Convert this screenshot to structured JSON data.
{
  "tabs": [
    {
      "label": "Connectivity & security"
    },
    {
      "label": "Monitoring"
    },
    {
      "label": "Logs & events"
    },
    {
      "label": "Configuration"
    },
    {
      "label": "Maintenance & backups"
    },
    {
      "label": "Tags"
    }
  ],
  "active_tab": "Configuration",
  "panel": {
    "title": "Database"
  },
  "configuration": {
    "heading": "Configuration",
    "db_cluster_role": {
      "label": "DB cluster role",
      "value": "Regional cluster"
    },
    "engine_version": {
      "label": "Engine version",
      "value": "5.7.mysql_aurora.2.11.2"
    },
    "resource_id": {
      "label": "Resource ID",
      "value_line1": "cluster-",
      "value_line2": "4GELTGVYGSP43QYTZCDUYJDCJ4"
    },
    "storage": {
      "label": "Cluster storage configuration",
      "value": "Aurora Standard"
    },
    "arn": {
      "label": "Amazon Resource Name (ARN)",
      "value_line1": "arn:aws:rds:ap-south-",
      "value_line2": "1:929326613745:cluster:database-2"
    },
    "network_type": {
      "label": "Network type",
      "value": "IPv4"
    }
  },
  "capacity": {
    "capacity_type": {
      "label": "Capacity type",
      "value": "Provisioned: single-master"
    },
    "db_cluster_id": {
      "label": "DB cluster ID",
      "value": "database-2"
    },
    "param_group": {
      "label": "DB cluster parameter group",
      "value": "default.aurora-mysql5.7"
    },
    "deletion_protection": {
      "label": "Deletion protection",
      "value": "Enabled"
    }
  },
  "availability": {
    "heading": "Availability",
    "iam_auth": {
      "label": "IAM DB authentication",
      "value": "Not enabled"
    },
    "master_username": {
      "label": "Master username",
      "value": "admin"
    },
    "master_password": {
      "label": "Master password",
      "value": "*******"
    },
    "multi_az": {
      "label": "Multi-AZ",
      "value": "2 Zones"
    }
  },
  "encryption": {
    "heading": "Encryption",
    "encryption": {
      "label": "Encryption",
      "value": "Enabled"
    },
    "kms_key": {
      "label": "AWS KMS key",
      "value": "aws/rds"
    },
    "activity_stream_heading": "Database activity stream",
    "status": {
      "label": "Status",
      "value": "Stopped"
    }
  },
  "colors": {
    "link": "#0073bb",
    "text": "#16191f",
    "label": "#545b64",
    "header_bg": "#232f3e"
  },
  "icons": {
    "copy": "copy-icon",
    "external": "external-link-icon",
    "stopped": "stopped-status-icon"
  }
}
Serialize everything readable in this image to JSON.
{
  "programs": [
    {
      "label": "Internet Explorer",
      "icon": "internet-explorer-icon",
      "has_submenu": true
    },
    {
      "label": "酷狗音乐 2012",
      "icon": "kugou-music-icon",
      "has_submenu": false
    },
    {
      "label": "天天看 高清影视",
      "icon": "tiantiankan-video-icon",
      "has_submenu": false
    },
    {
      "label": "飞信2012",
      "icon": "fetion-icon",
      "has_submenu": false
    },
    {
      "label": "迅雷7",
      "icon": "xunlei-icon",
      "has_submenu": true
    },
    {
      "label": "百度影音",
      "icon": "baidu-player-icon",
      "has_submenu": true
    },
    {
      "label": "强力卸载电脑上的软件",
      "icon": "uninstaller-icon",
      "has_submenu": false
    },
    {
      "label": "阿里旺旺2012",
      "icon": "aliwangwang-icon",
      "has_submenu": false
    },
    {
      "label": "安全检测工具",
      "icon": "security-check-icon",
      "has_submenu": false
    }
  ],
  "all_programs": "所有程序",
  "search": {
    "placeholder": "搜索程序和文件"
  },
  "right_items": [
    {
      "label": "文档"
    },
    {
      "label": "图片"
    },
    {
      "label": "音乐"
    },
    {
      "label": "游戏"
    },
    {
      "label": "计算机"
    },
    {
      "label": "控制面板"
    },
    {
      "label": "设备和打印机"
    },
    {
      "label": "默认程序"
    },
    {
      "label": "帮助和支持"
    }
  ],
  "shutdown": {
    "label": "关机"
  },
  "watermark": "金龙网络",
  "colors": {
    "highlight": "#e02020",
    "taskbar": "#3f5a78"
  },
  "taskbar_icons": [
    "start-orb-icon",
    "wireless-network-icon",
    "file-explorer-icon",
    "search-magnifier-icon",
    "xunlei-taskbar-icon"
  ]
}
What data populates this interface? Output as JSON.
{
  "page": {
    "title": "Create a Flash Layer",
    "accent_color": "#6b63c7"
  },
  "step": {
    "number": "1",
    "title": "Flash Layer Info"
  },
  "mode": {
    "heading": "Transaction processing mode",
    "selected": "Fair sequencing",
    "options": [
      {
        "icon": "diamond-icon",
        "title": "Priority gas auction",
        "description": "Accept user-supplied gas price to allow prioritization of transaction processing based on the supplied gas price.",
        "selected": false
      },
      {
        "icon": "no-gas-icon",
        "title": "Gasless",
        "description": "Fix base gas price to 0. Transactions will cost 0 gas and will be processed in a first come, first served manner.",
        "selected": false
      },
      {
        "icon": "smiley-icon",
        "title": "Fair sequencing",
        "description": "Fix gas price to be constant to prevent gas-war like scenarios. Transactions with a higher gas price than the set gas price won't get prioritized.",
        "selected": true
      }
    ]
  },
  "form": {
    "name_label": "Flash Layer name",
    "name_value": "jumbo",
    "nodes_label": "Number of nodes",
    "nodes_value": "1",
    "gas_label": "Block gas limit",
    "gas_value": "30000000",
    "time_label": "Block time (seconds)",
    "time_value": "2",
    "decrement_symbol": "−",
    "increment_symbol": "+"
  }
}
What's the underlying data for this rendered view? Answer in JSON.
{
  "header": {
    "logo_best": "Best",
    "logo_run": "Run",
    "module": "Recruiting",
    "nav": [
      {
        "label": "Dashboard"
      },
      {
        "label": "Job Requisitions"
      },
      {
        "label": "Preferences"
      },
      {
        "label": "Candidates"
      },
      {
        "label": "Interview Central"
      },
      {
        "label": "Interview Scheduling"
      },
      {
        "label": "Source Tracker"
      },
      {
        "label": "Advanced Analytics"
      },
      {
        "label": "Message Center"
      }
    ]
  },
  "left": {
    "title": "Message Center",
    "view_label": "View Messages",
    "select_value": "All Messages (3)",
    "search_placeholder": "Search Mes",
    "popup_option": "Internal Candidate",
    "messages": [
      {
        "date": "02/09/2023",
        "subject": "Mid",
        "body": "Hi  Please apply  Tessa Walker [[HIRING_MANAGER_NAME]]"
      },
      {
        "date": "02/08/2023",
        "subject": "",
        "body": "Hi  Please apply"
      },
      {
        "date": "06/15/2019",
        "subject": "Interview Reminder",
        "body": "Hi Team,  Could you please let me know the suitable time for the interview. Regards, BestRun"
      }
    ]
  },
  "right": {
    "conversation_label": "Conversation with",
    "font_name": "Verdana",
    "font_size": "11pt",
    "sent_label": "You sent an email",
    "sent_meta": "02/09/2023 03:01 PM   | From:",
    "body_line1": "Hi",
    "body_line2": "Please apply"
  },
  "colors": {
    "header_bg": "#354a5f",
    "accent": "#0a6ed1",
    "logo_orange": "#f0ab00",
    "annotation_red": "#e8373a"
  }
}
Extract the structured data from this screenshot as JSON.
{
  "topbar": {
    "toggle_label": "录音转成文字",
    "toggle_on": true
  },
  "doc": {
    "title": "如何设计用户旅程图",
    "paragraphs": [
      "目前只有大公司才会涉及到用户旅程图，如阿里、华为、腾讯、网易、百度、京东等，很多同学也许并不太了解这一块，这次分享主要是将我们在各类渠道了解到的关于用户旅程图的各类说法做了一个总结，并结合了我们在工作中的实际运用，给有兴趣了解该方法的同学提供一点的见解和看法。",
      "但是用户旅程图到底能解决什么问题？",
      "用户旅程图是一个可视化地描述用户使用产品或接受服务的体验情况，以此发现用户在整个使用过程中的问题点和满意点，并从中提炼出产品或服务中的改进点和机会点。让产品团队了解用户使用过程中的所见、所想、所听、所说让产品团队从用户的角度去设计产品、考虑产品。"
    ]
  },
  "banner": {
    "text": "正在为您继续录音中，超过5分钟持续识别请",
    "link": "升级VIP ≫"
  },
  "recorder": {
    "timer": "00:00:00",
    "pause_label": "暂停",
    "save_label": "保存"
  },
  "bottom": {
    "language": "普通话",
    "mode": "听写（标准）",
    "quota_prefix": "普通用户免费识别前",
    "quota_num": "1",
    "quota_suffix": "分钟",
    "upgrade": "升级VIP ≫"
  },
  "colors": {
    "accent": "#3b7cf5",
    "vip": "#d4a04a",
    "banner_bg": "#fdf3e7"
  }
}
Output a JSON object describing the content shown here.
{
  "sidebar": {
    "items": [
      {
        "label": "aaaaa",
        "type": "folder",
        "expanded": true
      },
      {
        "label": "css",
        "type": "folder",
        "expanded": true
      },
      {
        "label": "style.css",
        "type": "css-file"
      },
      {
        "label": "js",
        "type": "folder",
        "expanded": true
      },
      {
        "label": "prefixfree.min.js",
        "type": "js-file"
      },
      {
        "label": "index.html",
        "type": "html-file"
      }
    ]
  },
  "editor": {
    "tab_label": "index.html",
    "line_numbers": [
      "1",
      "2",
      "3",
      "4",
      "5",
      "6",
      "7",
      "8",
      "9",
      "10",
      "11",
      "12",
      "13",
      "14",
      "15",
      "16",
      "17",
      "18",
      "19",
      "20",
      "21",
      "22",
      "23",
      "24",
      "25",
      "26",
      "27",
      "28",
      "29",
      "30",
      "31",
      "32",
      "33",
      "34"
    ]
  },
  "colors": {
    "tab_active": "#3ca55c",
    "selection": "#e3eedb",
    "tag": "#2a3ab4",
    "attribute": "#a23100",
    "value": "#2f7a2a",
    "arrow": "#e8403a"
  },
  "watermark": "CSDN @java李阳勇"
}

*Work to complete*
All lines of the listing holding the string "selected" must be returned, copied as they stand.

*Result of this exercise*
    "selected": "Fair sequencing",
        "selected": false
        "selected": false
        "selected": true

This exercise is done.